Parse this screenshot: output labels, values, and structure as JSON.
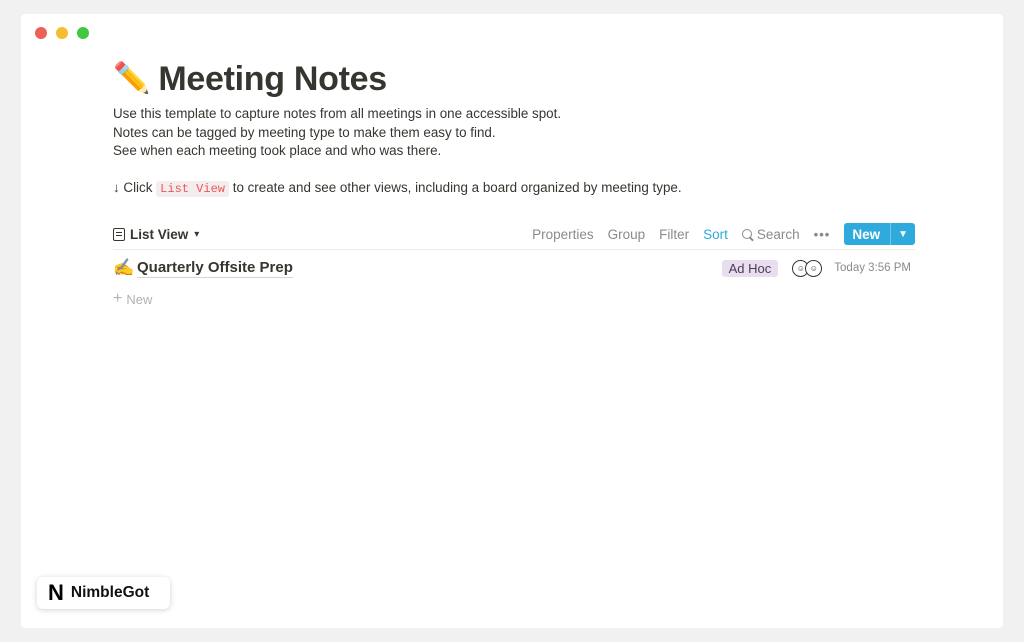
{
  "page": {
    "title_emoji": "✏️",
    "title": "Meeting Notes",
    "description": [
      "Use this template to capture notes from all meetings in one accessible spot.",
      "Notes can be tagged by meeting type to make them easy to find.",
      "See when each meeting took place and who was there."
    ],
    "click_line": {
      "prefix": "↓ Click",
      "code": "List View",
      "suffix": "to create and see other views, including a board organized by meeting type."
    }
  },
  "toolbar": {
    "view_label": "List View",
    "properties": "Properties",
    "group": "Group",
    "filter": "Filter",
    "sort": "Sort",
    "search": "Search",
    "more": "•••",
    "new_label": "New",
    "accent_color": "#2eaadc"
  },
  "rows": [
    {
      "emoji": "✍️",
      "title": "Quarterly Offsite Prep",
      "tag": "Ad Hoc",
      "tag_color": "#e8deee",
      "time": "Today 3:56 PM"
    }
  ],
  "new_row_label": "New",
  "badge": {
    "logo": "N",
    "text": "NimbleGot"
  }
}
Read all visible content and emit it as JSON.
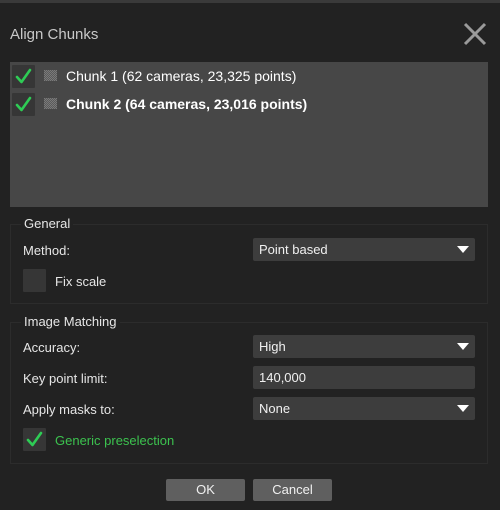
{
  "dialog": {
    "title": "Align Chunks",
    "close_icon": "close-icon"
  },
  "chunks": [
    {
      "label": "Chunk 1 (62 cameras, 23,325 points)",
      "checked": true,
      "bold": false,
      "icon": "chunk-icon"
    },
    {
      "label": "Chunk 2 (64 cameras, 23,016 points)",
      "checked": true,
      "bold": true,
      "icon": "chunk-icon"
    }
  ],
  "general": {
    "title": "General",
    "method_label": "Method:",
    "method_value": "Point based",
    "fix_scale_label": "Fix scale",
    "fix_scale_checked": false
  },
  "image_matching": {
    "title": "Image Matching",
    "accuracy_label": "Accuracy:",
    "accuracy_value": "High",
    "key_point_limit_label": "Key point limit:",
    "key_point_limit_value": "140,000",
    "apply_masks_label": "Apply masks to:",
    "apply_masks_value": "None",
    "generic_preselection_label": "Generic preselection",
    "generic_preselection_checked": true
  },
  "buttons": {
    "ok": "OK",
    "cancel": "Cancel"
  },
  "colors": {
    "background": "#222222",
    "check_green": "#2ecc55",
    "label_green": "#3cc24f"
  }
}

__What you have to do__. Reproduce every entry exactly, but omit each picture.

__Written answer__.
Parse this screenshot: output labels, values, and structure as JSON.
{
  "page": {
    "title_emoji": "✏️",
    "title": "Meeting Notes",
    "description": [
      "Use this template to capture notes from all meetings in one accessible spot.",
      "Notes can be tagged by meeting type to make them easy to find.",
      "See when each meeting took place and who was there."
    ],
    "click_line": {
      "prefix": "↓ Click",
      "code": "List View",
      "suffix": "to create and see other views, including a board organized by meeting type."
    }
  },
  "toolbar": {
    "view_label": "List View",
    "properties": "Properties",
    "group": "Group",
    "filter": "Filter",
    "sort": "Sort",
    "search": "Search",
    "more": "•••",
    "new_label": "New",
    "accent_color": "#2eaadc"
  },
  "rows": [
    {
      "emoji": "✍️",
      "title": "Quarterly Offsite Prep",
      "tag": "Ad Hoc",
      "tag_color": "#e8deee",
      "time": "Today 3:56 PM"
    }
  ],
  "new_row_label": "New",
  "badge": {
    "logo": "N",
    "text": "NimbleGot"
  }
}
Read all visible content and emit it as JSON.
{
  "dialog": {
    "title": "Align Chunks",
    "close_icon": "close-icon"
  },
  "chunks": [
    {
      "label": "Chunk 1 (62 cameras, 23,325 points)",
      "checked": true,
      "bold": false,
      "icon": "chunk-icon"
    },
    {
      "label": "Chunk 2 (64 cameras, 23,016 points)",
      "checked": true,
      "bold": true,
      "icon": "chunk-icon"
    }
  ],
  "general": {
    "title": "General",
    "method_label": "Method:",
    "method_value": "Point based",
    "fix_scale_label": "Fix scale",
    "fix_scale_checked": false
  },
  "image_matching": {
    "title": "Image Matching",
    "accuracy_label": "Accuracy:",
    "accuracy_value": "High",
    "key_point_limit_label": "Key point limit:",
    "key_point_limit_value": "140,000",
    "apply_masks_label": "Apply masks to:",
    "apply_masks_value": "None",
    "generic_preselection_label": "Generic preselection",
    "generic_preselection_checked": true
  },
  "buttons": {
    "ok": "OK",
    "cancel": "Cancel"
  },
  "colors": {
    "background": "#222222",
    "check_green": "#2ecc55",
    "label_green": "#3cc24f"
  }
}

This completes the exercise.